Jonathan Ott reported large, over ten-fold variations of alkaloid concentration from batch to batch of various LSA seeds. Some other ergoline alkaloids discovered in the seeds were: ergonovine, elymoclavine and lysergol.

“TiHKAL: The Continuation” is a book published by Alexander Shulgin. The work paints a broad picture of tryptamines, and delves into the mental and physiological effects of LSA. Shulgin says that a half milligram dosage (a tiny amount, but large compared to LSD doses) of LSA led to “a tired, dreamy state,” lingering off after around 5 hours. He dismisses its epimer as a major active psychoactive in Morning Glory seeds, citing Albert Hofmann’s self-trial of the substance, in which Hofmann said he got little effect but a feeling of “tiredness and emptiness.”

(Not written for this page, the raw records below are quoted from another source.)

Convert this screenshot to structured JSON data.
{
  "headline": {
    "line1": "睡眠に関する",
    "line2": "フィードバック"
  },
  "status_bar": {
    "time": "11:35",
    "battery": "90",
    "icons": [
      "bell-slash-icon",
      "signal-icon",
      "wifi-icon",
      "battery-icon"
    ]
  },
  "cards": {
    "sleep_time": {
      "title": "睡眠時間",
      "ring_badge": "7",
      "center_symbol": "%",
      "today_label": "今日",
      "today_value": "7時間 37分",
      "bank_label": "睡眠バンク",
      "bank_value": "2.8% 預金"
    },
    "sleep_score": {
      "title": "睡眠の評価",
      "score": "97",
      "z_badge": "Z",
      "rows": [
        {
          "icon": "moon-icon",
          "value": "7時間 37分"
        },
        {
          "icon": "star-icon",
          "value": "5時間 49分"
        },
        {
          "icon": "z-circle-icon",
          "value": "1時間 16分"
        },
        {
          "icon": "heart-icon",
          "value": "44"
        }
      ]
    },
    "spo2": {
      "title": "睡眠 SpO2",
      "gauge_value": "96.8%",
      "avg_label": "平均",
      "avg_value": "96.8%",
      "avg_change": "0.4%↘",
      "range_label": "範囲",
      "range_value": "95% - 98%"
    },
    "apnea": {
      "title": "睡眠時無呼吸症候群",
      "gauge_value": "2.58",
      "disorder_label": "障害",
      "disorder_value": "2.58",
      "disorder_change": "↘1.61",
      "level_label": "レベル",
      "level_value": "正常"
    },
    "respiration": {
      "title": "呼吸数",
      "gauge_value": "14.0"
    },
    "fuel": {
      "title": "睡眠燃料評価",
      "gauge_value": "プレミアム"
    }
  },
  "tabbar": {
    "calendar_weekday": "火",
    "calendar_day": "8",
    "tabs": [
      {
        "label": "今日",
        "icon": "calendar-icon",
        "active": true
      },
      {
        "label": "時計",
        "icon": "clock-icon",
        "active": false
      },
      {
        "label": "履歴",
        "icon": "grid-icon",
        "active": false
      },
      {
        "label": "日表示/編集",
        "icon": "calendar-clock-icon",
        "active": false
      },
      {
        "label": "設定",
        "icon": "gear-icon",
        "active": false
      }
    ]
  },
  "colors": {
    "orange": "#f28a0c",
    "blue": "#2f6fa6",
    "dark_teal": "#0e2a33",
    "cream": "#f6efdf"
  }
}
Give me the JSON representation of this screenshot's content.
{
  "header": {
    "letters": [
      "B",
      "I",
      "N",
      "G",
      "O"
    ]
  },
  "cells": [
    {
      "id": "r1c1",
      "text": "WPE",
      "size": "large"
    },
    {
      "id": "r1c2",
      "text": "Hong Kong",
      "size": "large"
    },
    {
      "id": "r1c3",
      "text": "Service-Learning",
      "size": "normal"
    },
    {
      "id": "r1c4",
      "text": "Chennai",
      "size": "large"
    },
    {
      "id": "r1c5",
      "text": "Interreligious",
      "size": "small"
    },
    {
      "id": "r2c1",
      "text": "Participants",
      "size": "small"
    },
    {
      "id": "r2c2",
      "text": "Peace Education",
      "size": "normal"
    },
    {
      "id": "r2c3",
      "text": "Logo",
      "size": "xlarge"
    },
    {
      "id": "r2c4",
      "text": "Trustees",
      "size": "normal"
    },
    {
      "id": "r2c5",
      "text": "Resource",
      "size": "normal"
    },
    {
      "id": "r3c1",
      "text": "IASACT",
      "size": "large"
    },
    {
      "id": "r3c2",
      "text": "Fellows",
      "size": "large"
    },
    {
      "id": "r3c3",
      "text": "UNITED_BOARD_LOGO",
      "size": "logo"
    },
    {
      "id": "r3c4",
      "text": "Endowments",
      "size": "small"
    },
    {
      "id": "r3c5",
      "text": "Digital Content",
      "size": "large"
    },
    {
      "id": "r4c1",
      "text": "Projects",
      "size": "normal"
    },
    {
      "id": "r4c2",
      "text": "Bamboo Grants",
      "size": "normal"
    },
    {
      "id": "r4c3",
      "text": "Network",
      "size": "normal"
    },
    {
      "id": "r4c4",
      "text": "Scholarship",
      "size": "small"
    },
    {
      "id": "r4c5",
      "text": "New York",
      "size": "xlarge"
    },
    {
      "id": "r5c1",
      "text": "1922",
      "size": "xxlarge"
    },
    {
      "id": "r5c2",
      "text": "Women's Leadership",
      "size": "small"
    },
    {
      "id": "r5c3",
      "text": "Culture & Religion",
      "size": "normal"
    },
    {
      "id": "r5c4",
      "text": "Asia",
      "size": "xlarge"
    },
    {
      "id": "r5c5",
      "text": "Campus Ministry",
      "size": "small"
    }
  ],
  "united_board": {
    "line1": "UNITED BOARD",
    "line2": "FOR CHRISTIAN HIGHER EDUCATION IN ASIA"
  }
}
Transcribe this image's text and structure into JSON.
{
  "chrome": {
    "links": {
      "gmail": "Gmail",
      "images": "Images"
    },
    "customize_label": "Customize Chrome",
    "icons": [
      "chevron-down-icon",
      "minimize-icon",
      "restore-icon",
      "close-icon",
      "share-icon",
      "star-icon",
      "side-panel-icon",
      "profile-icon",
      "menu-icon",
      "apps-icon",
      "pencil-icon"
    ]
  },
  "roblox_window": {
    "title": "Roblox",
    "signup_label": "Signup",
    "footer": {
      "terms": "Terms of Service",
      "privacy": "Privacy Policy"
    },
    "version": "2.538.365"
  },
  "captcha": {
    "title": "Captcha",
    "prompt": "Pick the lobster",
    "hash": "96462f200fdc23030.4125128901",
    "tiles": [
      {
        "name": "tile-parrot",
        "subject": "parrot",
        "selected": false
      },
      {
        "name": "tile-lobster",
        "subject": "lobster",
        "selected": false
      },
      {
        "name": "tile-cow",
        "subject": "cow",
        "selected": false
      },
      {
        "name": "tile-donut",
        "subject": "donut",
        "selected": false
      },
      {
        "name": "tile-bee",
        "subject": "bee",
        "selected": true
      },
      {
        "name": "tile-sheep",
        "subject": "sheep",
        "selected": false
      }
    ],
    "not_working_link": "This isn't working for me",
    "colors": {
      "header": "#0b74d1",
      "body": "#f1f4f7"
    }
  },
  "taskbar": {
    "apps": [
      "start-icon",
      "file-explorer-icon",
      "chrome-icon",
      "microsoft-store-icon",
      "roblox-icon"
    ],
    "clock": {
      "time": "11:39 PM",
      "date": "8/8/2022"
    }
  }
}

He writes that the LSA epimer is C-8 inverted, identifying it as either isoergine or d –isolysergamide. Pointing to the fact that lysergic acid and ergine are scheduled in the US, he proposes that it is simply a governing tactic to better enforce the laws surrounding LSD, since they are involved in its synthesis. Shulgin’s book sheds much needed light on the chemistry of LSA & LSD, describing their drug relatives and other tryptamines. However, debates on the similarity between an LSA and LSD trip still continue.

Lsa Effects

Whilst not as powerful as LSD, LSA can induce light to medium strength psychedelic effects that are reminiscent of LSD, although distinctly more sedative and with more physical side effects. LSA produces most of the common effects known from the class of psychedelic substances. Indigenous Mexican tribes used LSA in sacred ceremonies, providing further evidence for their entheogenic value. Effects vary largely from person to person.

History Of Lsa

The Spanish conquistadors considered the rituals a diabolic blasphemy and attempted to stop its use as well as prevent knowledge from spreading. LSA seeds were rediscovered in 1941, when enthobotanist Richard Schultes reported of their usage dating back to Aztec times. Later, it was reported to be used in ceremonies of the Zapotec Indians.

Samples of Ololiuqui (Turbina corymbosa) seeds have been sent to Albert Hofmann, the creator of LSD, for analysis – he was surprised to find the active compounds to be remarkably similar to LSD. First self-experiments are reported to have made him feel tired and put him in a dream like state.

Legality

Seeds containing LSA, such as Morning Glory, are not illegal. However, the production, extraction and consumption of LSA is illegal in many countries around the world. For example, LSA is considered a controlled substance in the Netherlands, a Class A drug in the UK and a schedule III drug in the USA.

Countries that do not currently have a classification for LSA or enforce any law include Canada and Hungary.

Drug Testing

LSA is not looked for specifically in most standard and extended drug tests. However, due to its chemical structure and nature, it has the potential to possibly trigger an alert on tests looking for LSD.

LSA, or D-lysergic acid amide, is a psychoactive chemical that shares many similarities with LSD. Find out all there is to know about this natural psychedelic.